A Virginia mother says that the state Division of Child Support Enforcement failed to provide her with the full child support payment she is entitled to receive. Each month, her ex-husband writes a check to the state for $1,500, but the woman said she was only credited with $15 in December. She explains that she did not know the money was missing until she attempted to make a purchase with her debit card and it was declined. It was at that point that she discovered her account had accrued over $600 in overdraft charges.

The state has denied responsibility and refused to pay for the expenses, claiming the incorrect child support payment was caused by an error on the ex-husband's check. A copy of the check shows that while the zeros in "$1,500" were written smaller than the preceding numbers, the second line clearly shows "Fifteen hundred even."

A representative from the Virginia Division of Child Support Enforcement claims that both her agency and the bank that processed the check recorded the payment as $15. She said she will instruct the woman's ex-husband on more appropriate check-writing techniques. The man argued that his check clearly showed the correct amount. He questioned why the state would not admit to what he sees as an obvious mistake.

The mother eventually received the full $1,500 payment. The state has thus far refused to pay for her overdraft fees, but the representative explained, "We look at everything individually." She added that the mother is responsible for overdrawing from her account, regardless of any error made in processing the check.

This is definitely a frustrating situation to occur right before the holidays. Hopefully the woman will be able to recover at least some of the fees drawn against her account. It also illustrates a valuable lesson to other parents who write checks to the state to satisfy their child support.
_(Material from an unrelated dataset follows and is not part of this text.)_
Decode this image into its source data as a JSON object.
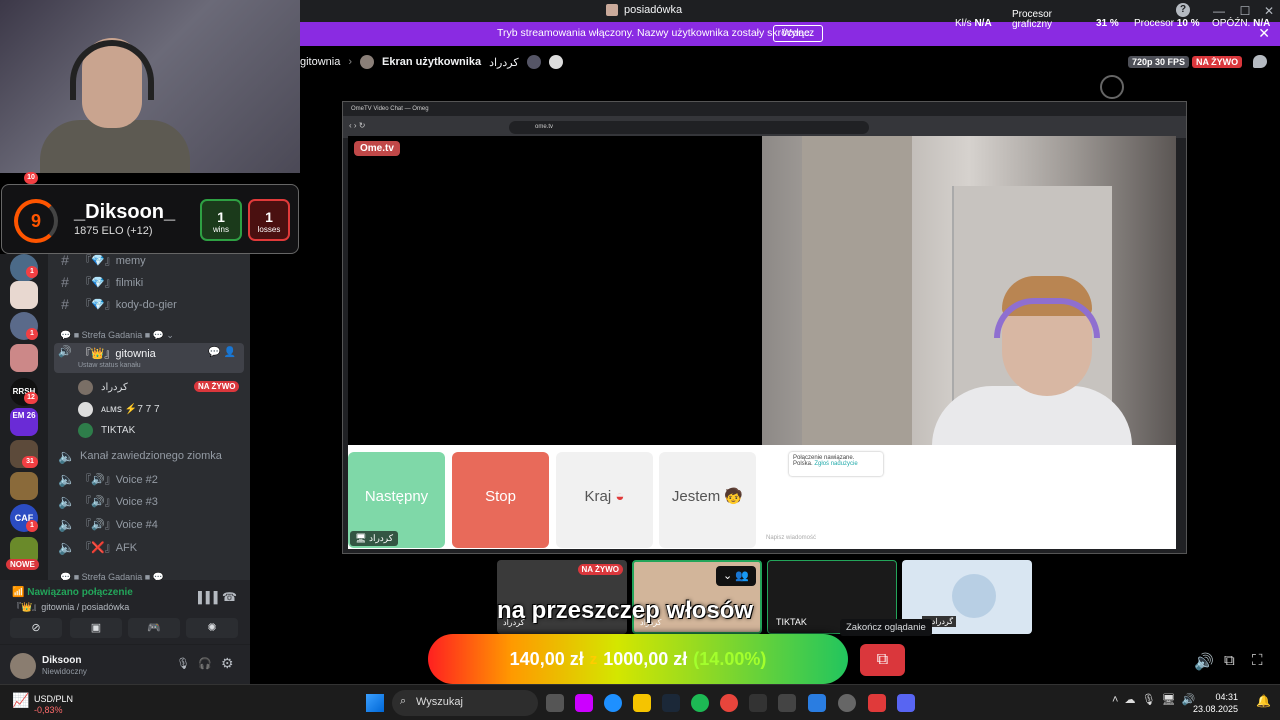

While without seeing a picture of the actual check it is difficult to determine the clarity of the writing, it is always important to make sure all of the numbers and letters written on a check are legible in order to avoid problems like this woman encountered.

Source: The Hook, "Child un-support: State agency blames parents for flawed deposit," Lisa Provence, Dec. 19, 2011